● **INPUT MATERIAL**

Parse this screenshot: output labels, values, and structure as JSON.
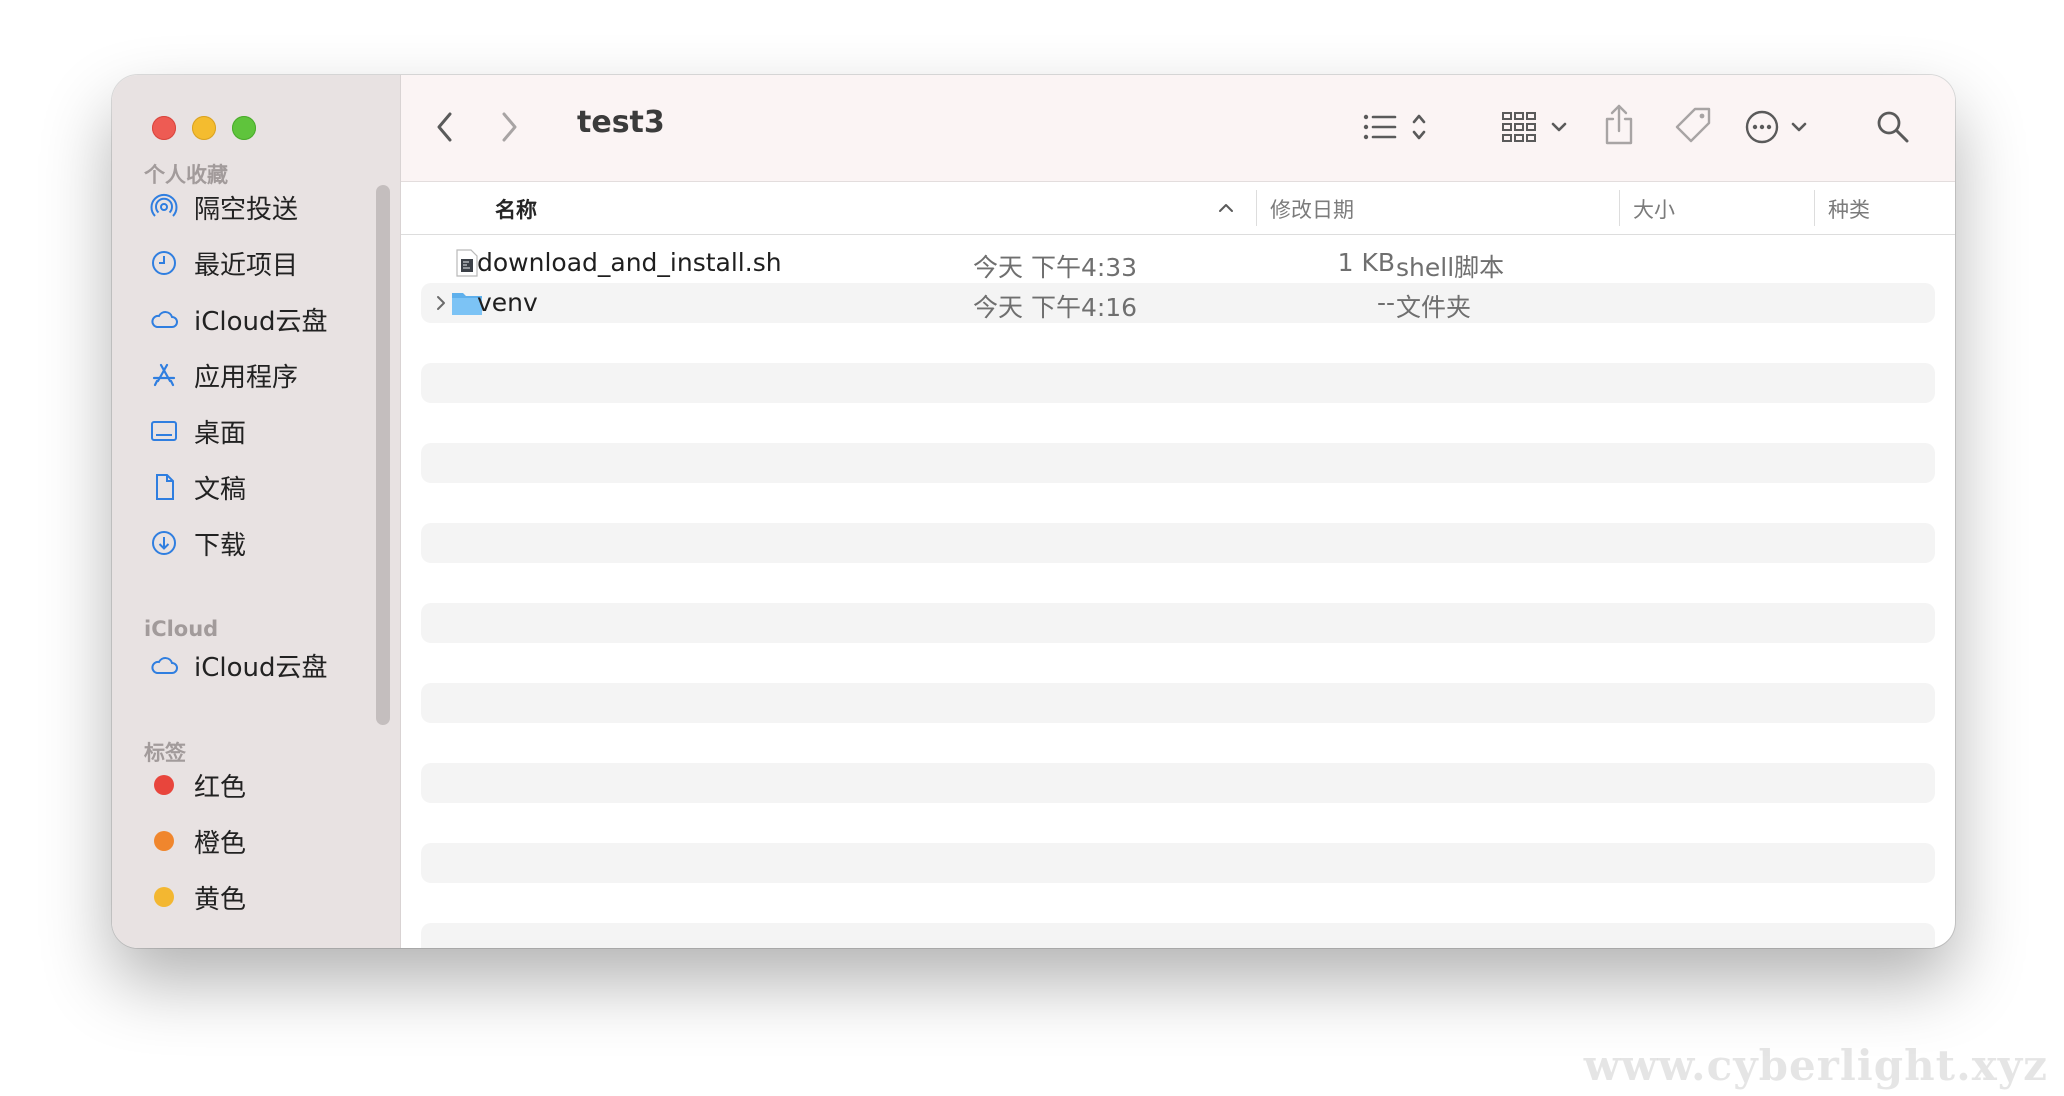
{
  "window": {
    "title": "test3"
  },
  "sidebar": {
    "sections": [
      {
        "label": "个人收藏"
      },
      {
        "label": "iCloud"
      },
      {
        "label": "标签"
      }
    ],
    "favorites": [
      {
        "label": "隔空投送",
        "icon": "airdrop-icon"
      },
      {
        "label": "最近项目",
        "icon": "clock-icon"
      },
      {
        "label": "iCloud云盘",
        "icon": "cloud-icon"
      },
      {
        "label": "应用程序",
        "icon": "app-store-icon"
      },
      {
        "label": "桌面",
        "icon": "desktop-icon"
      },
      {
        "label": "文稿",
        "icon": "document-icon"
      },
      {
        "label": "下载",
        "icon": "download-icon"
      }
    ],
    "icloud": [
      {
        "label": "iCloud云盘",
        "icon": "cloud-icon"
      }
    ],
    "tags": [
      {
        "label": "红色",
        "color": "#e8453c"
      },
      {
        "label": "橙色",
        "color": "#f0862d"
      },
      {
        "label": "黄色",
        "color": "#f3b731"
      }
    ]
  },
  "toolbar": {
    "back_icon": "chevron-left-icon",
    "forward_icon": "chevron-right-icon",
    "view_icon": "list-view-icon",
    "group_icon": "grid-group-icon",
    "share_icon": "share-icon",
    "tag_icon": "tag-icon",
    "more_icon": "ellipsis-circle-icon",
    "search_icon": "search-icon"
  },
  "columns": {
    "name": "名称",
    "modified": "修改日期",
    "size": "大小",
    "kind": "种类"
  },
  "files": [
    {
      "name": "download_and_install.sh",
      "modified": "今天 下午4:33",
      "size": "1 KB",
      "kind": "shell脚本",
      "icon": "shell-script-icon"
    },
    {
      "name": "venv",
      "modified": "今天 下午4:16",
      "size": "--",
      "kind": "文件夹",
      "icon": "folder-icon"
    }
  ],
  "watermark": "www.cyberlight.xyz"
}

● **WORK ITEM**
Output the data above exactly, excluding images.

● **WRITTEN SOLUTION**
Parse this screenshot: output labels, values, and structure as JSON.
{
  "window": {
    "title": "test3"
  },
  "sidebar": {
    "sections": [
      {
        "label": "个人收藏"
      },
      {
        "label": "iCloud"
      },
      {
        "label": "标签"
      }
    ],
    "favorites": [
      {
        "label": "隔空投送",
        "icon": "airdrop-icon"
      },
      {
        "label": "最近项目",
        "icon": "clock-icon"
      },
      {
        "label": "iCloud云盘",
        "icon": "cloud-icon"
      },
      {
        "label": "应用程序",
        "icon": "app-store-icon"
      },
      {
        "label": "桌面",
        "icon": "desktop-icon"
      },
      {
        "label": "文稿",
        "icon": "document-icon"
      },
      {
        "label": "下载",
        "icon": "download-icon"
      }
    ],
    "icloud": [
      {
        "label": "iCloud云盘",
        "icon": "cloud-icon"
      }
    ],
    "tags": [
      {
        "label": "红色",
        "color": "#e8453c"
      },
      {
        "label": "橙色",
        "color": "#f0862d"
      },
      {
        "label": "黄色",
        "color": "#f3b731"
      }
    ]
  },
  "toolbar": {
    "back_icon": "chevron-left-icon",
    "forward_icon": "chevron-right-icon",
    "view_icon": "list-view-icon",
    "group_icon": "grid-group-icon",
    "share_icon": "share-icon",
    "tag_icon": "tag-icon",
    "more_icon": "ellipsis-circle-icon",
    "search_icon": "search-icon"
  },
  "columns": {
    "name": "名称",
    "modified": "修改日期",
    "size": "大小",
    "kind": "种类"
  },
  "files": [
    {
      "name": "download_and_install.sh",
      "modified": "今天 下午4:33",
      "size": "1 KB",
      "kind": "shell脚本",
      "icon": "shell-script-icon"
    },
    {
      "name": "venv",
      "modified": "今天 下午4:16",
      "size": "--",
      "kind": "文件夹",
      "icon": "folder-icon"
    }
  ],
  "watermark": "www.cyberlight.xyz"
}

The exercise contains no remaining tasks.